“[We] must unite against hatred & bigotry.”
Senator John McCain, After the White Nationalist Rally in Charlottesville, Va. 2017
Few Americans in recent decades have been more out in front in working for a safer and more peaceful world than Senator John McCain. A leading national security thinker and strategist of his generation, Senator McCain championed effective and humane policies to fight terrorism both at home and across the globe—work that the McCain Institute’s National Security & Counterterrorism program continues today.
Efforts at the Institute are centered on educating the next generation of character-driven leaders in national security and partnering with local governments, law enforcement and non-government community organizations to help them identify at-risk individuals before they turn to violence.
McCain Institute Next Generation Leader Major Travis Trammell, U.S. Army, greets Senator John McCain as he reviews the security situation in Afghanistan in 2015.
• McCain Institute National Security & Counterterrorism Fellowship
• Investing in the personal and professional development of the best and brightest emerging leaders in national security from across theFive Eyes partner nations
• Building an enduring global community of young national securityprofessionals poised to become decisionmakers and thought leaders in the field
• Peer-to-Peer: Protective Project
• Empowering university students to counter extremism and hatethrough the creation and deployment of dynamic campaigns
• Launching in spring 2020 at 10 universities around the United Stateswith plans to expand to an additional 10 universities
• Learn more about the Peer-to-Peer: Protective Project here.
• Practitioners Network
• Creating a coalition of experts to share best practices, draw on cutting-edge research and deploy innovative strategies to prevent hate and targeted violence throughout the United States
Nick Rasmussen, the McCain Institute’s senior director of National Security & Counterterrorism program, was part of one of the most critical moments in modern history. As special assistant to President Barack Obama as a member of the White House national security staff and senior director for counterterrorism issues, he was one of the people present in the White House situation room during the top secret raid to capture al Qaeda leader Osama Bin Laden in May 2011. Listen to his account as part of BBC Radio’s “Witness to History” Series.
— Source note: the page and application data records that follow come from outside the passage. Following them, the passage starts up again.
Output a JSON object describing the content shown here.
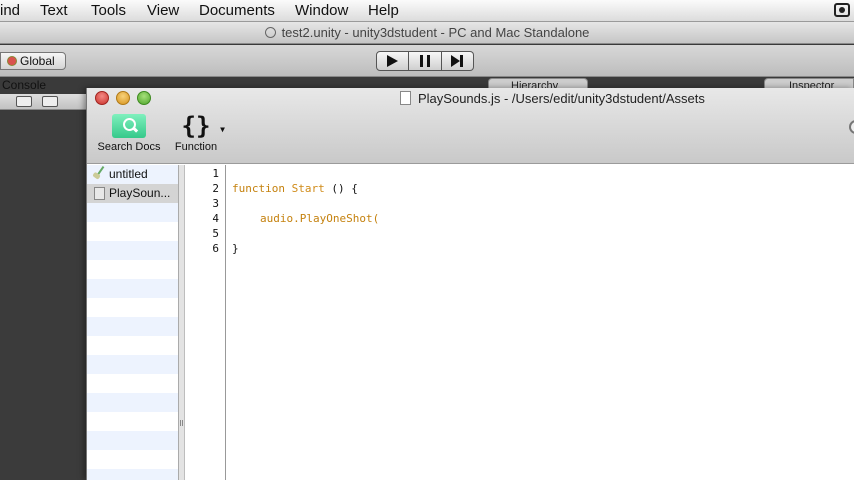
{
  "menu": [
    "ind",
    "Text",
    "Tools",
    "View",
    "Documents",
    "Window",
    "Help"
  ],
  "unity": {
    "title": "test2.unity - unity3dstudent - PC and Mac Standalone",
    "global_label": "Global",
    "console_tab": "Console",
    "hierarchy_tab": "Hierarchy",
    "inspector_tab": "Inspector"
  },
  "editor": {
    "title": "PlaySounds.js - /Users/edit/unity3dstudent/Assets",
    "tools": {
      "search_docs": "Search Docs",
      "function": "Function",
      "function_glyph": "{}"
    },
    "sidebar": [
      {
        "label": "untitled",
        "icon": "pen-icon"
      },
      {
        "label": "PlaySoun...",
        "icon": "file-icon"
      }
    ],
    "line_numbers": [
      "1",
      "2",
      "3",
      "4",
      "5",
      "6"
    ],
    "code": {
      "line2_kw": "function",
      "line2_name": "Start",
      "line2_rest": " () {",
      "line4_obj": "audio.",
      "line4_call": "PlayOneShot",
      "line4_rest": "(",
      "line6": "}"
    }
  },
  "colors": {
    "keyword": "#c5820f",
    "selection": "#d4d4d4",
    "alt_row": "#edf3fe"
  }
}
(left) Nick Rasmussen, senior director of the National Security & Counterterrorism program at the McCain Institute and former director of the National Counterterrorism Center, comments on the New Zealand Christchurch terrorist attack. (middle) Brette Steele, director of prevention and national security, gives expert testimony before the House Oversight and Reform Subcommittee on Civil Rights and Civil Liberties during the hearing, “Confronting White Supremacy: Adequacy of the Federal Response.” (right) McCain Institute Chair of the Board Cindy McCain, along with Acting Executive Director Nick Rasmussen meets with two members of the inaugural National Security & Counterterrorism fellowship class: Chris Selim, Head of Operational Policy and Secretariat, Home Office, London and Catherine Bray, Head of Wider World Team, U.K. Permanent Representation to the European Union, Foreign and Commonwealth Office, Brussels.